Meeting at a gay bar in Manhattan in the 1970s, Gooch and Brookner felt instant attraction and rapport. “Our warped lives, our shared predilection for the ‘far out,’ was a bond between Howard and me, as well as between us and our peers,” writes the author. “We were all trying strenuously to walk on the wild side.” An “increasingly bold and expressionist phase of gay culture” fueled that wildness with rent boys and bathhouses, speed, cocaine and heroin. Brookner was involved in making a documentary about the notorious writer William Burroughs. Gooch, after earning a doctorate in English at Columbia, detoured to become a male model. Needing a portfolio, he approached the only photographer he knew: Robert Mapplethorpe. “Robert and I were both pretty clueless about fashion photography,” Gooch admits, and the results were bizarre. In Paris on a modeling gig, Gooch met the young Andy Warhol, “weirdly, transparently needy and vulnerable,” and spent some time on “Planet Warhol…a giddy, weightless planet, but without much oxygen.” When modeling ran dry, Gooch turned to writing, first porn reviews for a gay newspaper, then fiction, mainstream articles and interviews. Brookner’s career took off after he released Burroughs: The Movie in 1983, to critical raves. By then, however, gay exuberance was tempered by rumors of an insidious virus. In 1987, Brookner tested positive for HIV. For Gooch, the news felt like “emotional whiplash.” Soon, Brookner fell prey to an opportunistic virus that affected brain cells, and he began to lose his sight. Spasms, fever and bacterial pneumonia followed. At the age of 35, a man Gooch calls “a cresting young genius” was dead.

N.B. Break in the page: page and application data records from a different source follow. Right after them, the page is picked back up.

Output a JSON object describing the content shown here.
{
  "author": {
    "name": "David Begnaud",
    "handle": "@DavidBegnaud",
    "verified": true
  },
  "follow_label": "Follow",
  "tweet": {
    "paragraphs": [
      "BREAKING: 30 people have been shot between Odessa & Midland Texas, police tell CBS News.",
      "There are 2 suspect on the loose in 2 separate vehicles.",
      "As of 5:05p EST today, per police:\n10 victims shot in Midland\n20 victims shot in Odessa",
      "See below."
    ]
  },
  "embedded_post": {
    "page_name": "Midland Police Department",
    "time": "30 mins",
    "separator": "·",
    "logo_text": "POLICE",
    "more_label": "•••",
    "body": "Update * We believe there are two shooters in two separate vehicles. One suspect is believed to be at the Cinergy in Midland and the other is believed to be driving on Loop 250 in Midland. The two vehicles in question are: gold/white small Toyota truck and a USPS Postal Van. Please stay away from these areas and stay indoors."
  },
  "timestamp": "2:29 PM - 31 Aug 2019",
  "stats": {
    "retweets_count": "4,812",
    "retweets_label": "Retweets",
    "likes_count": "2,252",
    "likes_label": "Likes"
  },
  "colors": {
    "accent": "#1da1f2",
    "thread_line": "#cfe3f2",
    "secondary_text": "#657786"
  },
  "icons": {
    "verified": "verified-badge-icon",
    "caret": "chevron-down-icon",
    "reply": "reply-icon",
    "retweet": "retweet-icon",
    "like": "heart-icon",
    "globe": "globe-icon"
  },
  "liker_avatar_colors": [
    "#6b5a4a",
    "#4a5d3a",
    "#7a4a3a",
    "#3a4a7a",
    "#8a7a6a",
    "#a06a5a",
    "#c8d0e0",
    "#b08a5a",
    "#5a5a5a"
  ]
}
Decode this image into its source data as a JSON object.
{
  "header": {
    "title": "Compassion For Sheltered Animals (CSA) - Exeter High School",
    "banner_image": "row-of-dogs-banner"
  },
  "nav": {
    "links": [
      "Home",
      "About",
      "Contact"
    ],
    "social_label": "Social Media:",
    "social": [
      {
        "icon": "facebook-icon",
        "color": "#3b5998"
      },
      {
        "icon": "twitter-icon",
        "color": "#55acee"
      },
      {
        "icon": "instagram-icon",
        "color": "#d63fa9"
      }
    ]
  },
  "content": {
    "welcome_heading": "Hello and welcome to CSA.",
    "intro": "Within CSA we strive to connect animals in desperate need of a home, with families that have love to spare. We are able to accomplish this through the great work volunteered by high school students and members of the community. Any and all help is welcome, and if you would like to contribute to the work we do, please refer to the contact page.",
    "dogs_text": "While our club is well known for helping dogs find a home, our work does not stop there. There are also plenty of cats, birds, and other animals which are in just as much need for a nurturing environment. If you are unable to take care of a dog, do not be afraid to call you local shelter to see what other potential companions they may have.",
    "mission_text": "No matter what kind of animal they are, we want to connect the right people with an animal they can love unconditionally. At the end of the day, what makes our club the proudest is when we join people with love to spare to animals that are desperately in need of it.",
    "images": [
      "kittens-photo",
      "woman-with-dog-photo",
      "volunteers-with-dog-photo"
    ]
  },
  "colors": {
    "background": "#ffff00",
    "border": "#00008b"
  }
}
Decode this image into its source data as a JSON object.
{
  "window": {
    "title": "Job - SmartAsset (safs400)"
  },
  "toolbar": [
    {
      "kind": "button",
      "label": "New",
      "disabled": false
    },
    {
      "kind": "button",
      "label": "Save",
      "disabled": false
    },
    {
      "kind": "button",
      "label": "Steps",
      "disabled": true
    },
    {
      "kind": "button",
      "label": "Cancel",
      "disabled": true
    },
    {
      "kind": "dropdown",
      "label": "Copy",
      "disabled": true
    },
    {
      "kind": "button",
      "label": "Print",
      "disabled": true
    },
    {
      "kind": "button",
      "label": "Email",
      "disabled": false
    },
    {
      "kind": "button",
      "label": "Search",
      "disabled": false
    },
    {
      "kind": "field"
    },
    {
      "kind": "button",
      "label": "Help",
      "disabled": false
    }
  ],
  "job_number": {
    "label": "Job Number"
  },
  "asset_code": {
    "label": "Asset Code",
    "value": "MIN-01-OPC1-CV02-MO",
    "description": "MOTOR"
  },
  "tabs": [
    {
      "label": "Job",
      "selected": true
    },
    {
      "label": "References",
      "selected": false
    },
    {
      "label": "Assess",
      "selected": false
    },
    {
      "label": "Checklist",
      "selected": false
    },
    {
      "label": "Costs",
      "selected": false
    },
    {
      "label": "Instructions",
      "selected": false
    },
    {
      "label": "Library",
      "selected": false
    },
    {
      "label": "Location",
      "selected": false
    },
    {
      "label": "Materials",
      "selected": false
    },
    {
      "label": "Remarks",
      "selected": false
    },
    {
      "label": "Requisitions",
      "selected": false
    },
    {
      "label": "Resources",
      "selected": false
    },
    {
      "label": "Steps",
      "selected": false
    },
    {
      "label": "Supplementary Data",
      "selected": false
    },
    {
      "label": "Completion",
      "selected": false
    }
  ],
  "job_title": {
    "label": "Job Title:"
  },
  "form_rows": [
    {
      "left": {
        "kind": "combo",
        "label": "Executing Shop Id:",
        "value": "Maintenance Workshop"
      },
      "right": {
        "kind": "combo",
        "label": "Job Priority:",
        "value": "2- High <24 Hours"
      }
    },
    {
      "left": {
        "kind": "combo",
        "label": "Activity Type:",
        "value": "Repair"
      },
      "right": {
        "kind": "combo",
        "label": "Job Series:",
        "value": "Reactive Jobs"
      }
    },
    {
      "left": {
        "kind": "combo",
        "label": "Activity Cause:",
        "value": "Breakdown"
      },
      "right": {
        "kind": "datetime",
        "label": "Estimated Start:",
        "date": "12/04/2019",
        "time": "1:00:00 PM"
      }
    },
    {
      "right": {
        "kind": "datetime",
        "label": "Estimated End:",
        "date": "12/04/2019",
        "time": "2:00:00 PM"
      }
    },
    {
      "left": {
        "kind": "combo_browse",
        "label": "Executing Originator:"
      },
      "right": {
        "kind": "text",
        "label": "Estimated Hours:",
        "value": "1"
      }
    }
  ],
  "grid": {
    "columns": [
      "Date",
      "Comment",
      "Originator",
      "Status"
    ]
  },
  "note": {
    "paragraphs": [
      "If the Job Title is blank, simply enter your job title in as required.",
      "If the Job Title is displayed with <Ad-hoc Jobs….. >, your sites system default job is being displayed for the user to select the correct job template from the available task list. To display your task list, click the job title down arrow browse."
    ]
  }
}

This candid memoir lovingly evokes a life, and a world, lost.